(App and web page records)
——————————

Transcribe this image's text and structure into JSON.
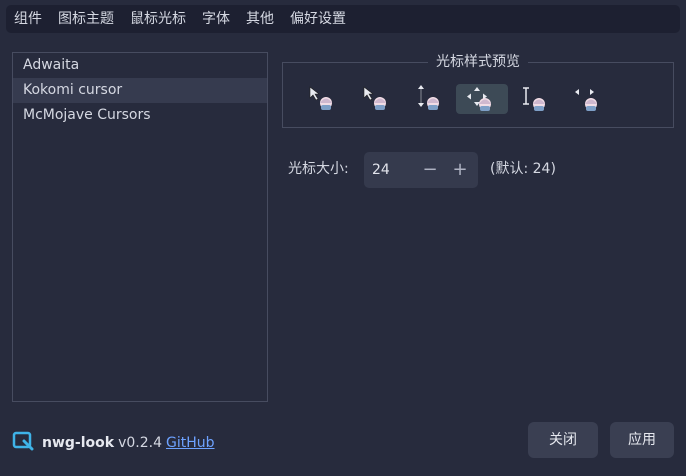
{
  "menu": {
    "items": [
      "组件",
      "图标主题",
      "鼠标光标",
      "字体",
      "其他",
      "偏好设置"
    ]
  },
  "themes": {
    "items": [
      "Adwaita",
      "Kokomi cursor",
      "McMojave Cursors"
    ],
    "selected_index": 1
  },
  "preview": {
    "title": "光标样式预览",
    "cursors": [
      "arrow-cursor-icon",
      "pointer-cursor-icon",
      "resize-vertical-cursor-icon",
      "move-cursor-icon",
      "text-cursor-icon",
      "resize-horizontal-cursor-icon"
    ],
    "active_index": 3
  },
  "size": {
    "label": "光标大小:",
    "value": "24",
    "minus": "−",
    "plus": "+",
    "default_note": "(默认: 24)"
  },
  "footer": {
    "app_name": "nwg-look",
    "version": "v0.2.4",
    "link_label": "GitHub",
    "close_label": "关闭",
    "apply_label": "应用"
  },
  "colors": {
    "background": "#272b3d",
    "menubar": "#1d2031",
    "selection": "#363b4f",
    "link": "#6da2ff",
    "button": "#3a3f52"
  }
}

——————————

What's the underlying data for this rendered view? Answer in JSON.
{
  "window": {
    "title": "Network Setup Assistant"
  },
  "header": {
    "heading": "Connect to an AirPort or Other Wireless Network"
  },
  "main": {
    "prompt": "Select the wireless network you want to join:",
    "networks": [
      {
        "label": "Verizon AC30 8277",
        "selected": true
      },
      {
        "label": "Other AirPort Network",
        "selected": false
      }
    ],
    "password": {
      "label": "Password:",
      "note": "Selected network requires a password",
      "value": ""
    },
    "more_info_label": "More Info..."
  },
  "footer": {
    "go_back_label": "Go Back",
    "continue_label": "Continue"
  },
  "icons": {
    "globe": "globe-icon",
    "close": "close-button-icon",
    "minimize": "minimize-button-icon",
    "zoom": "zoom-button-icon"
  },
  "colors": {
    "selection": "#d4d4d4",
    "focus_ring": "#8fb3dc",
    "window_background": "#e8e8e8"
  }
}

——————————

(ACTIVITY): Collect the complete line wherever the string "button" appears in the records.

(EXERCISE SOLUTION):
    "button": "#3a3f52"
    "close": "close-button-icon",
    "minimize": "minimize-button-icon",
    "zoom": "zoom-button-icon"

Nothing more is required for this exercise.